The most recent, even outrageous example, involved the Court's reversal of decades of settled law and seven of its own previous precedents when it ruled that limits on election campaign contributions, mainly by corporations, violated the "free speech" protection under the Constitution. Corporations are not private individuals, of course, and they have plenty of free speech already. The fact is that money gives them a megaphone that can drown out the free speech of the rest of us. The Court's rationale was that the decision was dictated by a "strict constructionist" reading of the Constitution. Of course, the free speech clause said nothing about money, or about corporations. In fact, the Court's rationale violated both common sense and the common good.
So what's to be done? Well, in my dreams I imagine a (successful) re-play of the 1937 "court packing" proposal of President Roosevelt. After a similarly biased Court had struck down a number of New Deal measures, FDR proposed to add two more (liberal) Justices to the Court,as he and the Congress can do at any time. This is unlikely to happen, of course. Even the hugely popular FDR, after the greatest landslide re-election in history, up to that time, could not get Congress or the public to go along with it.
My other fantasy is even more unlikely, though it appeals to me as a form of poetic justice. The Supreme Court's power to strike down legislation is not actually authorized in the Constitution.

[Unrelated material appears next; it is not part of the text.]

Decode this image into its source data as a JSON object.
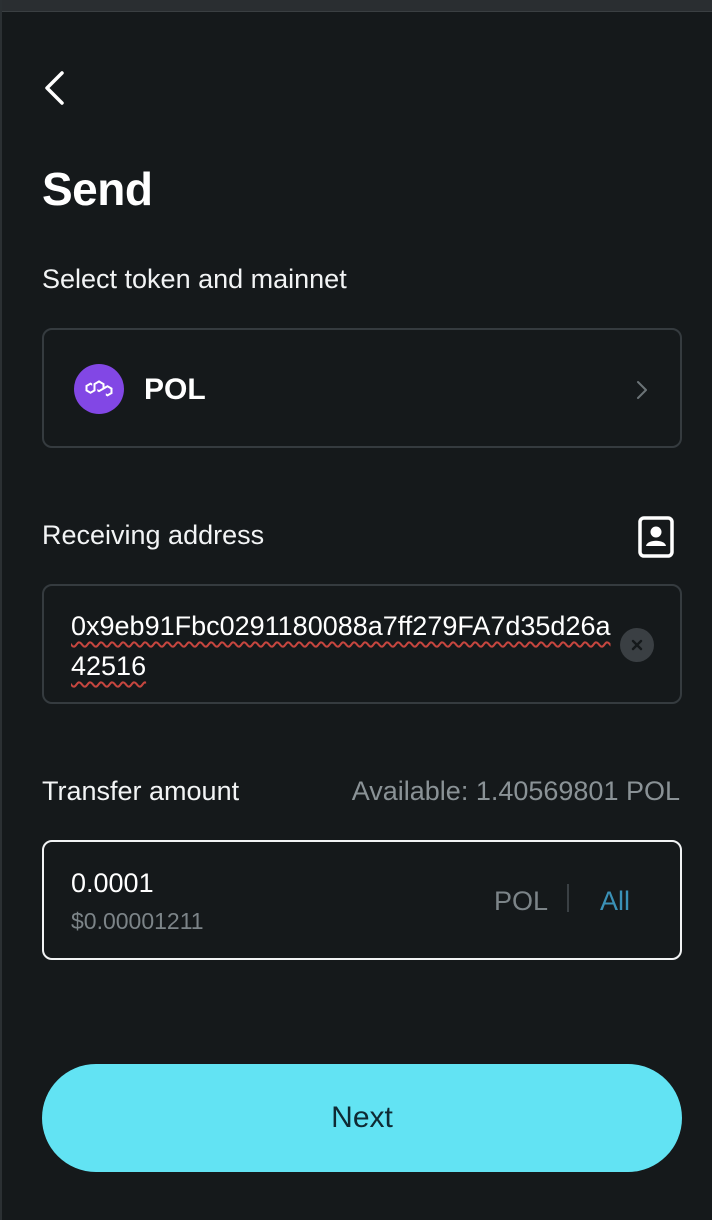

It is in reality only a settled tradition that derives from the assertion of an "implied power" to do so by an early Supreme Court. So, under a strict construction interpretation, the Court's authority is a usurpation that the Congress and the President could at any time put to an end. Were that to happen, I'd bet the strict constructionists on the Court would find some rationale for loosening up.